When It Comes to Frizzled-Mediated Developmental Pathways, Location Matters

  • Published: July 13, 2004
  • DOI: 10.1371/journal.pbio.0020205

The process of morphogenesis has long inspired the wonder and imagination of those who study it. And until the advent of adequate microscopy and lab techniques in the early 19th century, theories based more on imagination—like preformation, which held that sperm harbored fully formed, tiny beings—than observation persisted. But observationally based embryology, it turned out, revealed a notion even more fantastic: the complex higher-order architecture of tissues and organs emerges from a single cell.

Patterns and structures arise largely through cell-to-cell signaling, directed by signaling molecules (ligands) and their receptor targets. These signaling pathways control key developmental processes like cell proliferation and orientation (also called polarity). A relatively small cadre of molecules is enlisted over and over again to initiate an equally limited number of pathways to shape a developing embryo. Though the mechanics and effects of many of these pathways are understood, far less is known about the mechanisms that regulate which pathway is activated. One well-studied family of proteins, called Frizzled (Fz), regulates body symmetry and cell polarity, which, among other things, makes sure the bristles on a fly's wing all point in the same direction. In the fruitfly Drosophila, Fz can activate two distinct developmental pathways: the Wnt/β-catenin pathway and the Fz/planar cell polarity (Fz/PCP) pathway. In the Wnt pathway, a Wnt ligand activates the transmembrane Frizzled receptor, which in turn activates the subcellular Disheveled (Dsh) protein, setting off a signaling cascade that ultimately activates genes involved in cell division. The Fz/PCP pathway affects the orientation of wing bristles and the symmetry of the repeating units (ommatidia) in the fly's compound eye.

Previous studies suggest no clear association between a particular ligand–receptor combination and the downstream pathway, begging the question of how similarly structured receptors can signal through a common protein (Dsh) to activate different signaling pathways. As Jun Wu, Thomas Klein, and Marek Mlodzik report in this issue, it's all a matter of being in the right place at the right time.

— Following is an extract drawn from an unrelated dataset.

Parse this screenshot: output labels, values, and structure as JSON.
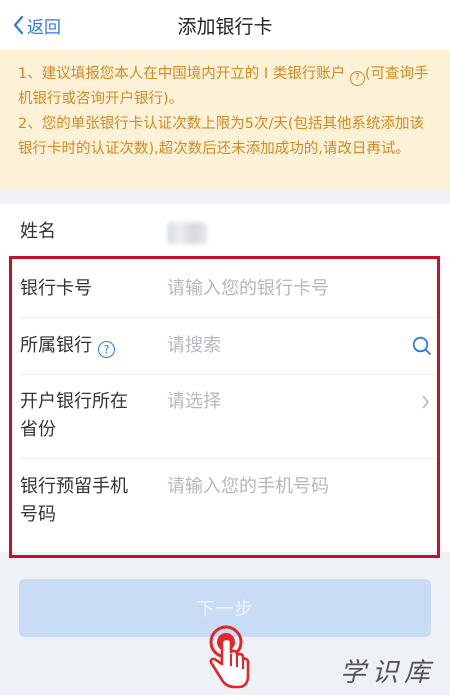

Since the same Wnt ligand–Fz receptor combinations can produce different results, the researchers reasoned that signaling specificity might depend on the context and cell type. This notion is supported by evidence that Wnt ligands bind at Fz mainly along the basolateral membrane of developing epithelial cells and that Fz hews to the apical membrane of developing wing epithelia during PCP signaling. (The plasma membrane of epithelial cells contains distinct polar domains—the apical and basolateral domains—with distinct properties.) The researchers investigated whether this location bias affects which pathway is activated by focusing on two members of the Fz family: Fz1 and Fz2. Either can activate the Wnt pathway, but only Fz1 is involved in the Fz/PCP pathway. Wu et al. first confirmed that the proteins congregated in distinct subcellular regions of developing wing epithelial cells. Then they looked for sequences or domains in the proteins that might account for their location preferences by creating Fz1/Fz2 hybrids made of various combinations of three different Fz domains. (One was the ligand-binding domain, the second the transmembrane domain, and the third the cytoplasmic “tail.”) All the hybrids with a Fz1 tail localized along the apical membrane while those with a Fz2 tail preferred the basolateral membrane, indicating that the tail domain of a receptor controls its location.

The team went on to correlate apical Fz with higher levels of Fz/PCP signaling, based in part on observations that wing hairs point away from areas of Fz expression, a result associated with PCP signaling. They also showed that increased Fz activity in apical regions results in wing notches and missing bristles—traits associated with reduced Wnt signaling—indicating that apical Fz expression interferes with Wnt/β-catenin signaling. That Fz receptors can elicit distinct responses depending on their subcellular location helps explain how so few molecules can juggle so many tasks, including the miraculous feat of building an organism.